== Segment start ==

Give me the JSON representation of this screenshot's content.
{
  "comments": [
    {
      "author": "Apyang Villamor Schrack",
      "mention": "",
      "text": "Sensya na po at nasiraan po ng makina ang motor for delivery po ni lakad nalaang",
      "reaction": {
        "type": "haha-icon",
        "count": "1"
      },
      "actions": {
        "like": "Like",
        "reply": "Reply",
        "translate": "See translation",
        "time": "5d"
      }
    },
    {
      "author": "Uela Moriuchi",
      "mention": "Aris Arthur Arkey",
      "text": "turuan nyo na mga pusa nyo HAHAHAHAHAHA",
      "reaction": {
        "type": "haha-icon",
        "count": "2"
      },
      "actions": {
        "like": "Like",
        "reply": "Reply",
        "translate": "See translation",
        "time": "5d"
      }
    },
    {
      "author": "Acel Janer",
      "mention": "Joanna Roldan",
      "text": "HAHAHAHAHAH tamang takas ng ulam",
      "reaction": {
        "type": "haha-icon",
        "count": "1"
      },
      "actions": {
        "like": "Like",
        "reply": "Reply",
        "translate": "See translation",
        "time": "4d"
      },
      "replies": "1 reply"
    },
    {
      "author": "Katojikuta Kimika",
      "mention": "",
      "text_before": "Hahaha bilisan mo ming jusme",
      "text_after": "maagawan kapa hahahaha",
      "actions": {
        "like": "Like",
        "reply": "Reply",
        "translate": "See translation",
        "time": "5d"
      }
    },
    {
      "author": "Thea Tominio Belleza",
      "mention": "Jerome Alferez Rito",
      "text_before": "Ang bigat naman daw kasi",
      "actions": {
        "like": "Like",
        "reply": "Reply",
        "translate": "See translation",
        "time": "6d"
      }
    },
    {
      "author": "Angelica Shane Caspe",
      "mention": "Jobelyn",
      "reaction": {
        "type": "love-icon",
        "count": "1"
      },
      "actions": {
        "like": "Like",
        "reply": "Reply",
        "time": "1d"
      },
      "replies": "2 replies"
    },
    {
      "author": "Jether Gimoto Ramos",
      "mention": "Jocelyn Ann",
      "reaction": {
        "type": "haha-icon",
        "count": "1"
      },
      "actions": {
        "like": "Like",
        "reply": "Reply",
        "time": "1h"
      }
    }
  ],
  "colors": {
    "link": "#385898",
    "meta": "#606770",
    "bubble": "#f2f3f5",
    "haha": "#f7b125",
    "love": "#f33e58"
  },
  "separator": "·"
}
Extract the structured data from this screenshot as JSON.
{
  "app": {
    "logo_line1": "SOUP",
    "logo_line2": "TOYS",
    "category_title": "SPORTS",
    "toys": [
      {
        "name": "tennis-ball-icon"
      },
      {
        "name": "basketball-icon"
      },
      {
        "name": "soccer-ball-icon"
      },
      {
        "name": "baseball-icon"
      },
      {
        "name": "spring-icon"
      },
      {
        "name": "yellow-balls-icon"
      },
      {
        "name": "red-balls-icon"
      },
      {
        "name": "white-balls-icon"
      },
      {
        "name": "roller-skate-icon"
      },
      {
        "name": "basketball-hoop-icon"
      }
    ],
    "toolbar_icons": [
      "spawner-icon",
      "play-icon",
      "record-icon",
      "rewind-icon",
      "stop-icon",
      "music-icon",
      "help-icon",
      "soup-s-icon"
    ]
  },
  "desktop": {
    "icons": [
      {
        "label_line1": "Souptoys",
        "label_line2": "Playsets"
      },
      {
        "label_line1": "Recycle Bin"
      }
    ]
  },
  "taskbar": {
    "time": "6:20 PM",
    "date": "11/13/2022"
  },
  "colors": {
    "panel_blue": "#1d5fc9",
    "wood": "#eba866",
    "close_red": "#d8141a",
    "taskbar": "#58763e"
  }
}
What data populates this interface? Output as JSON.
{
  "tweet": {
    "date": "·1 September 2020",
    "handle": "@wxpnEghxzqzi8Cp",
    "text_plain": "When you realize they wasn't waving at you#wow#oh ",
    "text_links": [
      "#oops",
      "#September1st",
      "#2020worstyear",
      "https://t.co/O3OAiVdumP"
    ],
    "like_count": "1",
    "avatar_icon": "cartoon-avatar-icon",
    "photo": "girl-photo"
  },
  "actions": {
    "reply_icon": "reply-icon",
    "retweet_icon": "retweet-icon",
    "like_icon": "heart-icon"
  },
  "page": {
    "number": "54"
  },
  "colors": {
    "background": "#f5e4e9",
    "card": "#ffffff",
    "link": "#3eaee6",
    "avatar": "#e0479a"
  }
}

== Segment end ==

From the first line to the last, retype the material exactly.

> [Written answer]:
Give me the JSON representation of this screenshot's content.
{
  "comments": [
    {
      "author": "Apyang Villamor Schrack",
      "mention": "",
      "text": "Sensya na po at nasiraan po ng makina ang motor for delivery po ni lakad nalaang",
      "reaction": {
        "type": "haha-icon",
        "count": "1"
      },
      "actions": {
        "like": "Like",
        "reply": "Reply",
        "translate": "See translation",
        "time": "5d"
      }
    },
    {
      "author": "Uela Moriuchi",
      "mention": "Aris Arthur Arkey",
      "text": "turuan nyo na mga pusa nyo HAHAHAHAHAHA",
      "reaction": {
        "type": "haha-icon",
        "count": "2"
      },
      "actions": {
        "like": "Like",
        "reply": "Reply",
        "translate": "See translation",
        "time": "5d"
      }
    },
    {
      "author": "Acel Janer",
      "mention": "Joanna Roldan",
      "text": "HAHAHAHAHAH tamang takas ng ulam",
      "reaction": {
        "type": "haha-icon",
        "count": "1"
      },
      "actions": {
        "like": "Like",
        "reply": "Reply",
        "translate": "See translation",
        "time": "4d"
      },
      "replies": "1 reply"
    },
    {
      "author": "Katojikuta Kimika",
      "mention": "",
      "text_before": "Hahaha bilisan mo ming jusme",
      "text_after": "maagawan kapa hahahaha",
      "actions": {
        "like": "Like",
        "reply": "Reply",
        "translate": "See translation",
        "time": "5d"
      }
    },
    {
      "author": "Thea Tominio Belleza",
      "mention": "Jerome Alferez Rito",
      "text_before": "Ang bigat naman daw kasi",
      "actions": {
        "like": "Like",
        "reply": "Reply",
        "translate": "See translation",
        "time": "6d"
      }
    },
    {
      "author": "Angelica Shane Caspe",
      "mention": "Jobelyn",
      "reaction": {
        "type": "love-icon",
        "count": "1"
      },
      "actions": {
        "like": "Like",
        "reply": "Reply",
        "time": "1d"
      },
      "replies": "2 replies"
    },
    {
      "author": "Jether Gimoto Ramos",
      "mention": "Jocelyn Ann",
      "reaction": {
        "type": "haha-icon",
        "count": "1"
      },
      "actions": {
        "like": "Like",
        "reply": "Reply",
        "time": "1h"
      }
    }
  ],
  "colors": {
    "link": "#385898",
    "meta": "#606770",
    "bubble": "#f2f3f5",
    "haha": "#f7b125",
    "love": "#f33e58"
  },
  "separator": "·"
}
Extract the structured data from this screenshot as JSON.
{
  "app": {
    "logo_line1": "SOUP",
    "logo_line2": "TOYS",
    "category_title": "SPORTS",
    "toys": [
      {
        "name": "tennis-ball-icon"
      },
      {
        "name": "basketball-icon"
      },
      {
        "name": "soccer-ball-icon"
      },
      {
        "name": "baseball-icon"
      },
      {
        "name": "spring-icon"
      },
      {
        "name": "yellow-balls-icon"
      },
      {
        "name": "red-balls-icon"
      },
      {
        "name": "white-balls-icon"
      },
      {
        "name": "roller-skate-icon"
      },
      {
        "name": "basketball-hoop-icon"
      }
    ],
    "toolbar_icons": [
      "spawner-icon",
      "play-icon",
      "record-icon",
      "rewind-icon",
      "stop-icon",
      "music-icon",
      "help-icon",
      "soup-s-icon"
    ]
  },
  "desktop": {
    "icons": [
      {
        "label_line1": "Souptoys",
        "label_line2": "Playsets"
      },
      {
        "label_line1": "Recycle Bin"
      }
    ]
  },
  "taskbar": {
    "time": "6:20 PM",
    "date": "11/13/2022"
  },
  "colors": {
    "panel_blue": "#1d5fc9",
    "wood": "#eba866",
    "close_red": "#d8141a",
    "taskbar": "#58763e"
  }
}
What data populates this interface? Output as JSON.
{
  "tweet": {
    "date": "·1 September 2020",
    "handle": "@wxpnEghxzqzi8Cp",
    "text_plain": "When you realize they wasn't waving at you#wow#oh ",
    "text_links": [
      "#oops",
      "#September1st",
      "#2020worstyear",
      "https://t.co/O3OAiVdumP"
    ],
    "like_count": "1",
    "avatar_icon": "cartoon-avatar-icon",
    "photo": "girl-photo"
  },
  "actions": {
    "reply_icon": "reply-icon",
    "retweet_icon": "retweet-icon",
    "like_icon": "heart-icon"
  },
  "page": {
    "number": "54"
  },
  "colors": {
    "background": "#f5e4e9",
    "card": "#ffffff",
    "link": "#3eaee6",
    "avatar": "#e0479a"
  }
}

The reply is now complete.